» **Problem**: Check each line of the entries below for the string "value"; copy every line where it appears.

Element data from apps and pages

**********

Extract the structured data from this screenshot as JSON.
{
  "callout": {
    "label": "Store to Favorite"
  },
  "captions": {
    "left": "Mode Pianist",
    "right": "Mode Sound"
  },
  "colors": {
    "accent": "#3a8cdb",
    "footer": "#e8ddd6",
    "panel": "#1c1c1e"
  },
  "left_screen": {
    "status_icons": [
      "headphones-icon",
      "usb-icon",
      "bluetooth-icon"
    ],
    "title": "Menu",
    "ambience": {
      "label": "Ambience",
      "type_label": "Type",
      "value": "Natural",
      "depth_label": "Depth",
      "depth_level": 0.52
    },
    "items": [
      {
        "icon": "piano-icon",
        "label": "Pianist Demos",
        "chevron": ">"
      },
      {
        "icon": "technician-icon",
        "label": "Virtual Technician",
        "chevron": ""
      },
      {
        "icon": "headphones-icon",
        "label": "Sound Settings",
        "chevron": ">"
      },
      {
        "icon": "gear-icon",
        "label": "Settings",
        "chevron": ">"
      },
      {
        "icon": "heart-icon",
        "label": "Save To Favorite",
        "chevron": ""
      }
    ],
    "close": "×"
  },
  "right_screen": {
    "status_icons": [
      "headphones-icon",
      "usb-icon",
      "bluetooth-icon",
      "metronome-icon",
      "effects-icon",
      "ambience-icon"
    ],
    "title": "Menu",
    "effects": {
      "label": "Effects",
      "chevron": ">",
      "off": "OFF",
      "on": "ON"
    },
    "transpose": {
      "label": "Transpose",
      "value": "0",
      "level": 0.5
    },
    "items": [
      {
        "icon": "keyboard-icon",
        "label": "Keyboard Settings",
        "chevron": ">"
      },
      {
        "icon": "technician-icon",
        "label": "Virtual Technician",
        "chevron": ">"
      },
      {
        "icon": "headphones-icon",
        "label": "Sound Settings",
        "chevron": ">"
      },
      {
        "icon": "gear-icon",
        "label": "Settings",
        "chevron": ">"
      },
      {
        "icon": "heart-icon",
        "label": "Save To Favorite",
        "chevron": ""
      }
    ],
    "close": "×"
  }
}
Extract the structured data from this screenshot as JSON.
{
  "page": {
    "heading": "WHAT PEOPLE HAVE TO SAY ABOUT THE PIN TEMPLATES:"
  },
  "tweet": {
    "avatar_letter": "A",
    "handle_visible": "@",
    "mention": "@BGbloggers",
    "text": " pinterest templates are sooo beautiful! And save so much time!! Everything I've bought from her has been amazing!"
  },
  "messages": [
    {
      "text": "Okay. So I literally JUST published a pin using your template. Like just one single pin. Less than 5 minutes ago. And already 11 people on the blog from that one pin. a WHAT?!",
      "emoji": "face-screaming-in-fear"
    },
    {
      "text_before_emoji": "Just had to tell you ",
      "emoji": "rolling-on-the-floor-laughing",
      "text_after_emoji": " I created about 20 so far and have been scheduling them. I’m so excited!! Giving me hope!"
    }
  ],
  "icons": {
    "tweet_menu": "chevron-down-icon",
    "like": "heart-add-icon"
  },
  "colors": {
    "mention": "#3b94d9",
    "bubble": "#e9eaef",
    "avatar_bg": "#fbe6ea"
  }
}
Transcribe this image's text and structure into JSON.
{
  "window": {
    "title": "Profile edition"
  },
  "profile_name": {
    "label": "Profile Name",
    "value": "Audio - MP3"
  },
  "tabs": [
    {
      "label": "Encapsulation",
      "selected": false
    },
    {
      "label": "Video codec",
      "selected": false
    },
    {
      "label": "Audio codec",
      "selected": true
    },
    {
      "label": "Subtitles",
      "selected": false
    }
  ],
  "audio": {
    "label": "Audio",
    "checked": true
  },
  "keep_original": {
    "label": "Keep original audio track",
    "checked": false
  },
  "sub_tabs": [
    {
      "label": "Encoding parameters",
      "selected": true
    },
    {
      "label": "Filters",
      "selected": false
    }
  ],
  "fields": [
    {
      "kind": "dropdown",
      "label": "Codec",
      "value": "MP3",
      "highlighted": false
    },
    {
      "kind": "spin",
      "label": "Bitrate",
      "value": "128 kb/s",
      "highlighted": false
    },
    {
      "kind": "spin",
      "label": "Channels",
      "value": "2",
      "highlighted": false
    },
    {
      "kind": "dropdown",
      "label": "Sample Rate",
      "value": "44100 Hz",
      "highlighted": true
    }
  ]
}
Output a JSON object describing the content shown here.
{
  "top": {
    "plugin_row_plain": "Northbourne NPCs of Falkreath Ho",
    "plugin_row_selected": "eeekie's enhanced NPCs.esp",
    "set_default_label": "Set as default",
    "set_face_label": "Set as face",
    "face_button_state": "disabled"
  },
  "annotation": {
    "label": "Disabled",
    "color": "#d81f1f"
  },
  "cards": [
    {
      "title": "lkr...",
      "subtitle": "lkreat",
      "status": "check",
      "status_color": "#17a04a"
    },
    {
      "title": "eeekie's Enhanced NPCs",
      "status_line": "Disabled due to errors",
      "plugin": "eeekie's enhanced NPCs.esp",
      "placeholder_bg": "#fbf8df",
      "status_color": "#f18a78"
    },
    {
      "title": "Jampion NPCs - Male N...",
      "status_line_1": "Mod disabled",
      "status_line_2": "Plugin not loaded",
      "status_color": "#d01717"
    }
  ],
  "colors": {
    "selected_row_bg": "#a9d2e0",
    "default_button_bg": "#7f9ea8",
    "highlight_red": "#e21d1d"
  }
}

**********

» **Reply to the exercise**:
      "value": "Natural",
      "value": "0",
    "value": "Audio - MP3"
      "value": "MP3",
      "value": "128 kb/s",
      "value": "2",
      "value": "44100 Hz",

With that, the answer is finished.